My heart wasn't in it. Had it come to this after five years of BOTW sat in the dining room trying to get to grips with a tube of Austrian Black-currant wafers?

Then a ray of light. About a year ago we took a look at some Cadbury Oat and Fruit biscuits which went down a treat. Well Burton's the people behind them have been steadily growing the range and when Chris Davis got in touch to find out what was going with BOTW and suggested we try the Cadbury Choc Brownie biscuits it was the wake call I needed.

So here we are with a pack of Choc Brownies and for good measure a pack of Choc Rings. So first thing to celebrate is that both biscuits are substantial full sized specimens, no frilly thin coffee floosies here. Just as one gets a little mist in the eyes when spotting the big stainless steel vat of baked beans in the cross channel ferry restaurant after a fortnight on the continent, my woes with Euro biscuits faded as I beheld these fine examples of British Biscuit engineering.

The choc brownie is like a distant cousin of the Bourbon, its lost one of its biscuits the cream filling changed its shape and had a coat of chocolate, but the similarity is there. If it weren't for the shear scale of these biscuits (8mm deep by 64mm diameter) demanding your attention you might think you had taken a glancing bite from a Penguin and missed the cream filling. The ingredients made pleasant reading too no sign of dodgy fats and salt at trace levels per biscuit, which was quite unexpected in such a cocoa based recipe.

The Choc rings are even thicker at 9mm maybe to make up for their hole also delivered the goods. Their much paler cocoa biscuit had fine chocolate chips and a light texturing of oatmeal. Again the Cadbury's milk chocolate (27%) sat easily a top the biscuit forming a truly convincing whole and eliciting a rare 'these are nice' from Wifey.

When you are driven back to the kettle to make a second mug of tea to wash down the biscuits, you know you are back where you are supposed to be.


Tunnocks Florida Orange

Thursday 18 May 2006

I've wanted to get my mitts on a pack of Tunnock's Florida Orange ever since I spotted them on their excellently retro website. Next to the rest of Tunnock's gloriously mature range these look like iPod Nanos resting up against Nanny Nicey's circa 1978 Sony Music Center with its enormous great perspex lid that used to inflict nasty injuries by crashing down on the back of your hand when trying to put on Boomtown Rats singles. In those days the quality of a music center was gauged not by its sound but by how slowly it ejected cassettes. Actually in the case of the teacake I'd like to up that to my Nan's old Dancette Record Player that used hurl its needle from a dizzying height on to our precious vinyl like somebody trying to knock a chisel trough a wall. My Dad used to keep his Black and Decker drill in the cast-off case of an old Dancette, I know, get on with it Nicey!

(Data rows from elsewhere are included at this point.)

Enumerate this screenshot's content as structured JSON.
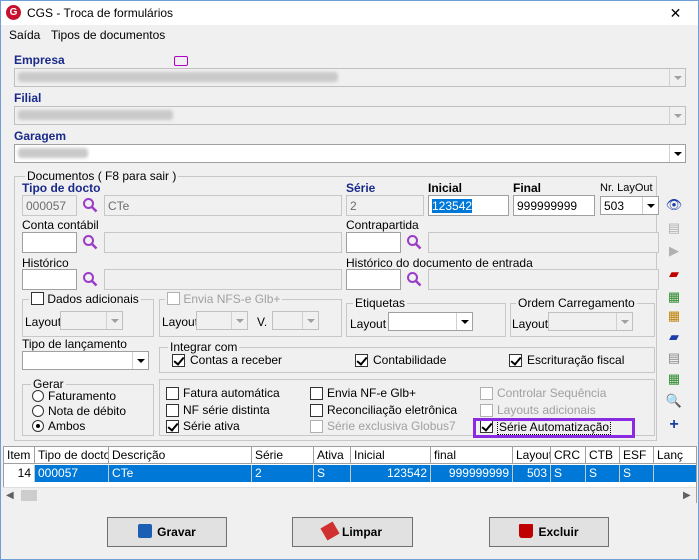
{
  "window": {
    "title": "CGS - Troca de formulários",
    "close": "✕",
    "logo": "G"
  },
  "menu": {
    "items": [
      "Saída",
      "Tipos de documentos"
    ]
  },
  "empresa": {
    "label": "Empresa"
  },
  "filial": {
    "label": "Filial"
  },
  "garagem": {
    "label": "Garagem"
  },
  "documentos": {
    "group_title": "Documentos ( F8 para sair )",
    "tipo_docto_label": "Tipo de docto",
    "tipo_docto_code": "000057",
    "tipo_docto_desc": "CTe",
    "serie_label": "Série",
    "serie_value": "2",
    "inicial_label": "Inicial",
    "inicial_value": "123542",
    "final_label": "Final",
    "final_value": "999999999",
    "nr_layout_label": "Nr. LayOut",
    "nr_layout_value": "503",
    "conta_contabil_label": "Conta contábil",
    "contrapartida_label": "Contrapartida",
    "historico_label": "Histórico",
    "historico_entrada_label": "Histórico do documento de entrada",
    "dados_adicionais_label": "Dados adicionais",
    "layout_label": "Layout",
    "envia_nfse_label": "Envia NFS-e Glb+",
    "v_label": "V.",
    "etiquetas_label": "Etiquetas",
    "ordem_carregamento_label": "Ordem Carregamento",
    "tipo_lancamento_label": "Tipo de lançamento",
    "integrar_com_label": "Integrar com",
    "contas_receber_label": "Contas a receber",
    "contabilidade_label": "Contabilidade",
    "escrituracao_fiscal_label": "Escrituração fiscal",
    "gerar_label": "Gerar",
    "gerar_options": [
      "Faturamento",
      "Nota de débito",
      "Ambos"
    ],
    "fatura_automatica": "Fatura automática",
    "nf_serie_distinta": "NF série distinta",
    "serie_ativa": "Série ativa",
    "envia_nfe": "Envia NF-e Glb+",
    "reconciliacao": "Reconciliação eletrônica",
    "serie_exclusiva": "Série exclusiva Globus7",
    "controlar_sequencia": "Controlar Sequência",
    "layouts_adicionais": "Layouts adicionais",
    "serie_automatizacao": "Série Automatização"
  },
  "grid": {
    "headers": [
      "Item",
      "Tipo de docto",
      "Descrição",
      "Série",
      "Ativa",
      "Inicial",
      "final",
      "Layout",
      "CRC",
      "CTB",
      "ESF",
      "Lanç"
    ],
    "row": [
      "14",
      "000057",
      "CTe",
      "2",
      "S",
      "123542",
      "999999999",
      "503",
      "S",
      "S",
      "S",
      ""
    ]
  },
  "buttons": {
    "gravar": "Gravar",
    "limpar": "Limpar",
    "excluir": "Excluir"
  },
  "colors": {
    "label_blue": "#1a2a8a",
    "selection": "#0078d7",
    "highlight": "#8a2be2"
  }
}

So what are we dealing with here? Well imagine we took a standard issue Tunnocks Caramel Wafer and swapped the Caramel for Orange cream. There you have it. But with all orangey biscuits there one simple and burning issue, exactly how orangey is it? Perhaps the best and typically evasive answer would be "very orangey if oranges tasted like this".

A quick glance at the ingredients reveals the tools employed by the canny Scots bakers, glucose, citric acid and flavouring. This gives an orange flavour that is somewhere between Tangerine Tic Tac and Orange glucose energy sweets (can you still get those in Boots?). As for a genuine Orange from Florida, not really. Still as somebody who eats the Orange Tic Tacs before the Green ones I was perfectly happy, and found the whole combination to work in Tunnocks usual un-fussy and beguiling way. It would be remiss of me not to point to the hydrogenated vegetable oil in the ingredients, and hopefully biscuit boffins at Tunnocks can work to replace these with non trans-fat laden alternatives.

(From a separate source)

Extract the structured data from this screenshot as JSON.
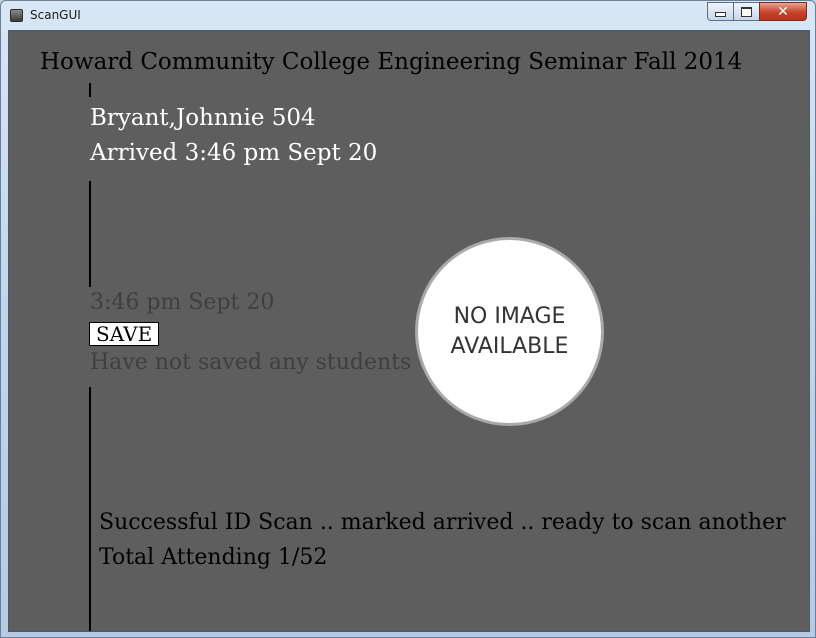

The use of modern looking shiny metallic flow pack might not have the charm of the classic wafer wrapper, but it does a good job of keeping in that orange zing. It's also interesting to see this Tunnocks covered in French as well as English, indeed the Tunnocks site is now bilingual. There also appears to Arabic on the wrapper too, so Hoorah for Tunnock's export market.